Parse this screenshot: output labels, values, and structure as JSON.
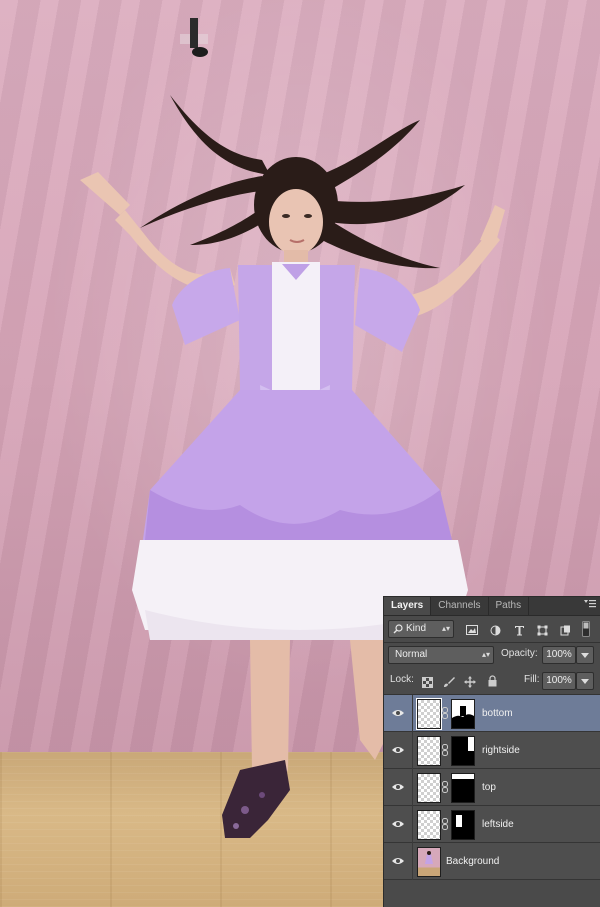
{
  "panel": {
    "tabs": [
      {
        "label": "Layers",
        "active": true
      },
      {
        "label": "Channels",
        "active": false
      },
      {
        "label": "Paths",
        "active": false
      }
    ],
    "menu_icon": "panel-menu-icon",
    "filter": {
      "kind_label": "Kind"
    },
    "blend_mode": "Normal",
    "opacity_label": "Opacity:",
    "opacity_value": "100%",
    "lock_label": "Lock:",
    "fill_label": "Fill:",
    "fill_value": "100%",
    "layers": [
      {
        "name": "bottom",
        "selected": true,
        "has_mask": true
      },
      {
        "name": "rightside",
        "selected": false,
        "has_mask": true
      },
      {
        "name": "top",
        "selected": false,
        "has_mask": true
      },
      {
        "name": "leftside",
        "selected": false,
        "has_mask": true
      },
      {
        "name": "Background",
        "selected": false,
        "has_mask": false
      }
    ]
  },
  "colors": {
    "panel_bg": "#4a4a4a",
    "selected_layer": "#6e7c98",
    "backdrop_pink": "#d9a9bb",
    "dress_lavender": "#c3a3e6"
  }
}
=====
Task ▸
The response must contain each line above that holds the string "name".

Answer ▸
        "name": "bottom",
        "name": "rightside",
        "name": "top",
        "name": "leftside",
        "name": "Background",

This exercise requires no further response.